|Jill and David Boyd|
Thank you David Boyd for sharing your sermon from the weekend of June29-30.
An audio file for this can be found on our web-site: http://www.discoverstmark.org/308226.ihtml
You speak to your people from burning bushes, from whirlwinds, and from silence;
Speak to each of us today in a voice that we recognize,
so we may understand your call to us through your word,
And as we hear and understand, gives us hearts to follow; living lives filled with the love and compassion.
We pray this in the name of Christ Jesus. Amen.
51 When the days drew near for him to be taken up, he set his face to go to Jerusalem. 52And he sent messengers ahead of him.

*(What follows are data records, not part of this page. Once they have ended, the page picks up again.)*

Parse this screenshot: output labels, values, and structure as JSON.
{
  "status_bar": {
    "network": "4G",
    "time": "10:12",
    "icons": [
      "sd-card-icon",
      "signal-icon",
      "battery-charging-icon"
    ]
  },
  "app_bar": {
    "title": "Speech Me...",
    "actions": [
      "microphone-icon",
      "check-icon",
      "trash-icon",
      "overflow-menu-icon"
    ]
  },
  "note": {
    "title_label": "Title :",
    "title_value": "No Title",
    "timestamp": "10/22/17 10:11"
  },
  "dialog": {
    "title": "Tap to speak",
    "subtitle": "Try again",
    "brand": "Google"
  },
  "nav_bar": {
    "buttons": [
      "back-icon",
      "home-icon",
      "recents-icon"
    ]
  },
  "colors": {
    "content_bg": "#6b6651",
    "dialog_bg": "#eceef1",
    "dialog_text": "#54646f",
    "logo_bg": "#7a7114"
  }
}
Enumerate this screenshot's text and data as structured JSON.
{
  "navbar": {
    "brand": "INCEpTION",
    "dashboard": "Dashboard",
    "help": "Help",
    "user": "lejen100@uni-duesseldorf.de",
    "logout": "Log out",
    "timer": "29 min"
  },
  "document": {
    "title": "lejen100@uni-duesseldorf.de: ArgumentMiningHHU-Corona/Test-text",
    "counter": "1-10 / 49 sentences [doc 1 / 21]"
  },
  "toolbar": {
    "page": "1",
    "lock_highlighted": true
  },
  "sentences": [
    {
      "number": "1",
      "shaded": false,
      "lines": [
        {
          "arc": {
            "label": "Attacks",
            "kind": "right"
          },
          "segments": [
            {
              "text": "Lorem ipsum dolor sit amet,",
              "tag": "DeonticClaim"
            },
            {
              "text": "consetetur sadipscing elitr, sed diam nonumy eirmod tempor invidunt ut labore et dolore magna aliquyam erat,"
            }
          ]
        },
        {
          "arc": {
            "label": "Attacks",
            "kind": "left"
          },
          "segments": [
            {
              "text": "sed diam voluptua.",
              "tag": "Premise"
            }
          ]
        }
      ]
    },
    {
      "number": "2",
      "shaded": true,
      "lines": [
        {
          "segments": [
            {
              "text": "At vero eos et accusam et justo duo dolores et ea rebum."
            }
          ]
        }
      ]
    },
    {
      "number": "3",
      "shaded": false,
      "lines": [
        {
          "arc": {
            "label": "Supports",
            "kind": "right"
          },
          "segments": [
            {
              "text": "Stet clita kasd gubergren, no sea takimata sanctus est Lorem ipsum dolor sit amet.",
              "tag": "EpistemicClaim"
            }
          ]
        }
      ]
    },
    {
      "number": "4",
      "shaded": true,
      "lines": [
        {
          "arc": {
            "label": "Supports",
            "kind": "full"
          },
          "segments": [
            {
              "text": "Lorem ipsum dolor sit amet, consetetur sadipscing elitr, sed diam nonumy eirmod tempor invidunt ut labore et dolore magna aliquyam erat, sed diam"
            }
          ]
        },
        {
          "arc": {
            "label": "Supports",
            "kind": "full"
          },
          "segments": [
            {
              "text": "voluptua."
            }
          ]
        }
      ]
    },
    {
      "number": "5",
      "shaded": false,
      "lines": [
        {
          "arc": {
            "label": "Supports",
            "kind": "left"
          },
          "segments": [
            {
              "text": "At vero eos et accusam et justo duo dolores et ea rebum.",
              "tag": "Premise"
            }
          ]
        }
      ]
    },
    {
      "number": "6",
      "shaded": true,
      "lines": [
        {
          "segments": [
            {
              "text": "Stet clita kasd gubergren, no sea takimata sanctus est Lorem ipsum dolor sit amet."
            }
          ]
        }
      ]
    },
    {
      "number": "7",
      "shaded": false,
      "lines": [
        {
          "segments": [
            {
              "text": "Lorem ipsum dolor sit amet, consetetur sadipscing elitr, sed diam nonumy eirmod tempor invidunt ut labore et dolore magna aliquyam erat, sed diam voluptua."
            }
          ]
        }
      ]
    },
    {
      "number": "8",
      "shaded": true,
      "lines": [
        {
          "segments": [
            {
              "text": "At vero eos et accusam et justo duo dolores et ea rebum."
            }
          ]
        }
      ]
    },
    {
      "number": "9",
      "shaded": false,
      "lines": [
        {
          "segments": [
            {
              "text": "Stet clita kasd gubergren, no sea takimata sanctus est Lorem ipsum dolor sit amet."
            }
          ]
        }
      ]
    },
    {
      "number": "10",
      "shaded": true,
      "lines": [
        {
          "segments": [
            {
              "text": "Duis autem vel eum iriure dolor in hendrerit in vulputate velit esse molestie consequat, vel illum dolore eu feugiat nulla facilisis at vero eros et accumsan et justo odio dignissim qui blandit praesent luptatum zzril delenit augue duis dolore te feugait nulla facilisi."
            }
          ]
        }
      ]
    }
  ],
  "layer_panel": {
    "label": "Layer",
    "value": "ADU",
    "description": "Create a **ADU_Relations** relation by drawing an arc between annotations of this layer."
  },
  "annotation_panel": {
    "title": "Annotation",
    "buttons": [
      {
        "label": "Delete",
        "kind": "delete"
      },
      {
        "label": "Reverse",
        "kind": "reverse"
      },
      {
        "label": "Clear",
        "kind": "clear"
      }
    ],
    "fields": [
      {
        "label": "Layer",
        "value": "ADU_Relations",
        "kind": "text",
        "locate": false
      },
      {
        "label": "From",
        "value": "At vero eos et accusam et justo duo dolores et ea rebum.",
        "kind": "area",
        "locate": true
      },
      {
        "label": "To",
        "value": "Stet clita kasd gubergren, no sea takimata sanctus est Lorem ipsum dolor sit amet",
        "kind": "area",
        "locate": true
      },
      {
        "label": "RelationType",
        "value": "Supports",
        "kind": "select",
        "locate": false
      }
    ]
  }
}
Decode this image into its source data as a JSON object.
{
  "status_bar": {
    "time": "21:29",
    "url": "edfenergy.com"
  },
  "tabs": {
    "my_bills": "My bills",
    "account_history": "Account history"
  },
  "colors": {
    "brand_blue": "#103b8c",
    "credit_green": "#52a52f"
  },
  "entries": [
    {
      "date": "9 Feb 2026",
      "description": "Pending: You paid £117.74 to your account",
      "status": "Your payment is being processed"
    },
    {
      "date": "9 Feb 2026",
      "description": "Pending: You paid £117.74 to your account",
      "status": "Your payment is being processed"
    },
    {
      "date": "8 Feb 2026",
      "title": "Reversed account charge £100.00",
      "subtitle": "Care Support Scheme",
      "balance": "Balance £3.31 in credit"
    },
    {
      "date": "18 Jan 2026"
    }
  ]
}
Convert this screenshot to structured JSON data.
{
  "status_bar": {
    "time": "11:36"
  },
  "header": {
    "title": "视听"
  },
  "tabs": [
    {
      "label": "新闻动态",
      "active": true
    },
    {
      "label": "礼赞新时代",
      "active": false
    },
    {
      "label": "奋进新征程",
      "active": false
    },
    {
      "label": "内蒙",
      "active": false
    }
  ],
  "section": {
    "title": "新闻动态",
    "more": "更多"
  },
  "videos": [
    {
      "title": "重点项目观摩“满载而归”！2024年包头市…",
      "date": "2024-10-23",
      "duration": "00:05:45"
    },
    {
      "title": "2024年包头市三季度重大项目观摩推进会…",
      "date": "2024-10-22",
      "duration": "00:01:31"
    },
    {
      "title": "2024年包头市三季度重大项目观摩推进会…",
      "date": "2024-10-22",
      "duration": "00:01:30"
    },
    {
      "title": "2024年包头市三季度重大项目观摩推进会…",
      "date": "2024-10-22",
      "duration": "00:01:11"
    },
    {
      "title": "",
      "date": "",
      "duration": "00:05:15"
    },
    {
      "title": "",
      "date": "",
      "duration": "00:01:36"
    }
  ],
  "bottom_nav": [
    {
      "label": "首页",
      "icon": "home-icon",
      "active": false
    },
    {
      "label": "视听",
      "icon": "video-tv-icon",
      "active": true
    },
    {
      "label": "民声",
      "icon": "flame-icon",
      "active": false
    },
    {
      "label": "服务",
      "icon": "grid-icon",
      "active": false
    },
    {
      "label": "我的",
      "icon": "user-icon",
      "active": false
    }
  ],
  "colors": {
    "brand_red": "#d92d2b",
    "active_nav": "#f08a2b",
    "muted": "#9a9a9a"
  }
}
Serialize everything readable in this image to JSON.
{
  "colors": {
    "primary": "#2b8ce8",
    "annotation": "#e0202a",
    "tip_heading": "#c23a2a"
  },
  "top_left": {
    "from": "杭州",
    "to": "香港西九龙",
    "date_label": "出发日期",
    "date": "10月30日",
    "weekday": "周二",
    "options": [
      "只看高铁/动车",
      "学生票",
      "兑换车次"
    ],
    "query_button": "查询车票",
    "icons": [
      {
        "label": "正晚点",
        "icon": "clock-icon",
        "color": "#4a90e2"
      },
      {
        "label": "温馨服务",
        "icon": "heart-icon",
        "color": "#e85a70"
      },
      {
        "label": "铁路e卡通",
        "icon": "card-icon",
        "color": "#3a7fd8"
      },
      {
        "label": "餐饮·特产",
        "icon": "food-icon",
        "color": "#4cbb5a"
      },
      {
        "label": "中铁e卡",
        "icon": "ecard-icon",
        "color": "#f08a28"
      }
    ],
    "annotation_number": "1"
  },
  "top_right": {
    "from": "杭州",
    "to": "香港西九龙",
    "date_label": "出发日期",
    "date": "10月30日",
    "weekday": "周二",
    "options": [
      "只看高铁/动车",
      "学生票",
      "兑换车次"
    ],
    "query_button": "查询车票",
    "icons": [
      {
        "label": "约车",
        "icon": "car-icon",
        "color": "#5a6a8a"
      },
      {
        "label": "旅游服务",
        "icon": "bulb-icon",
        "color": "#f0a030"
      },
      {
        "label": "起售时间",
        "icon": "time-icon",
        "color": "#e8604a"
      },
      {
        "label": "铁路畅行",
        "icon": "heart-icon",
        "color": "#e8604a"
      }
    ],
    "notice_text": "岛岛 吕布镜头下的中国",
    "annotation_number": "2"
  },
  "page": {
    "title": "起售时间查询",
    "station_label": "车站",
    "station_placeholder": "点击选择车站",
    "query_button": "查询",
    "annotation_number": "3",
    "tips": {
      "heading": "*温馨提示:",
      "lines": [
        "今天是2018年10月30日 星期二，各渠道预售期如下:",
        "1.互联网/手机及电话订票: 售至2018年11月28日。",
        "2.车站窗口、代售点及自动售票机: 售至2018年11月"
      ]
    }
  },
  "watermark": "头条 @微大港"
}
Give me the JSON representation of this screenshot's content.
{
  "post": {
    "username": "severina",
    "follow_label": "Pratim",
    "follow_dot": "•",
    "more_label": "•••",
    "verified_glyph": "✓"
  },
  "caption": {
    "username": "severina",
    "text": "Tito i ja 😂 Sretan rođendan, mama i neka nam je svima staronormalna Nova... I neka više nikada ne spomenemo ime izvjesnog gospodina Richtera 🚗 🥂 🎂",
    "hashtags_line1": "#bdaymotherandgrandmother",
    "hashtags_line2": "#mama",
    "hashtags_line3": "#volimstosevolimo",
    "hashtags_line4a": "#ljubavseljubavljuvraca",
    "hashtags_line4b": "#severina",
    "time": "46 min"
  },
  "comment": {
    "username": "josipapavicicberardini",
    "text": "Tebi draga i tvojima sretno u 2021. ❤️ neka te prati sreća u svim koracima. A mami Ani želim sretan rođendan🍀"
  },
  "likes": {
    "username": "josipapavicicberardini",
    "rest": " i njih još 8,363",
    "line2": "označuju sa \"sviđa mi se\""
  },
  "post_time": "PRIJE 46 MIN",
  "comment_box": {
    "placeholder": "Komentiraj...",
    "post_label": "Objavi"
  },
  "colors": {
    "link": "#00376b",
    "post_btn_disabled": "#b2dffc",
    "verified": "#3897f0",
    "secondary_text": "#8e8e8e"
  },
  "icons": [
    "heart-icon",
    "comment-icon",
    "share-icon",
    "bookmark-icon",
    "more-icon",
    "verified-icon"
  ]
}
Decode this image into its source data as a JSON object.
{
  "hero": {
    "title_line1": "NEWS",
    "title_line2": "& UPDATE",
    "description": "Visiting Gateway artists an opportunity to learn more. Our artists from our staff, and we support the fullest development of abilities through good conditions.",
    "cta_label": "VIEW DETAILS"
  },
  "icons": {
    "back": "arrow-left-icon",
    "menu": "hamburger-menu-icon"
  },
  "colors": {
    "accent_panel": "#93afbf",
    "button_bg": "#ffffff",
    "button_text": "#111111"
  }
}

On their way they entered a village of the Samaritans to make ready for him; 53but they did not receive him, because his face was set towards Jerusalem. 54When his disciples James and John saw it, they said, ‘Lord, do you want us to command fire to come down from heaven and consume them?’* 55But he turned and rebuked them. 56Then* they went on to another village.
Would-Be Followers of Jesus
57 As they were going along the road, someone said to him, ‘I will follow you wherever you go.’ 58And Jesus said to him, ‘Foxes have holes, and birds of the air have nests; but the Son of Man has nowhere to lay his head.’ 59To another he said, ‘Follow me.’ But he said, ‘Lord, first let me go and bury my father.’ 60But Jesus* said to him, ‘Let the dead bury their own dead; but as for you, go and proclaim the kingdom of God.’ 61Another said, ‘I will follow you, Lord; but let me first say farewell to those at my home.’ 62Jesus said to him, ‘No one who puts a hand to the plough and looks back is fit for the kingdom of God.’
At this point in the gospel according to Luke, Jesus knows where he is going and he is clearly determined to get there. Jesus has “set his face to go to Jerusalem,” and nothing apparently is going to get in his way. Rather than choosing a route to Jerusalem that would take him and his disciples through friendly territory, Jesus chooses the most direct route to Jerusalem by traveling through Samaria. And, not surprisingly, the Samaritan’s historic hostility towards Jews quickly surfaces as they refuse to receive him and his followers, leaving them without shelter. Angered by the insult, James and John ask Jesus if they can exact vengence on the Samaritans. But as we might expect, Jesus rejects their appeals for a violent retribution against the Samarians and simply moves on to the next village.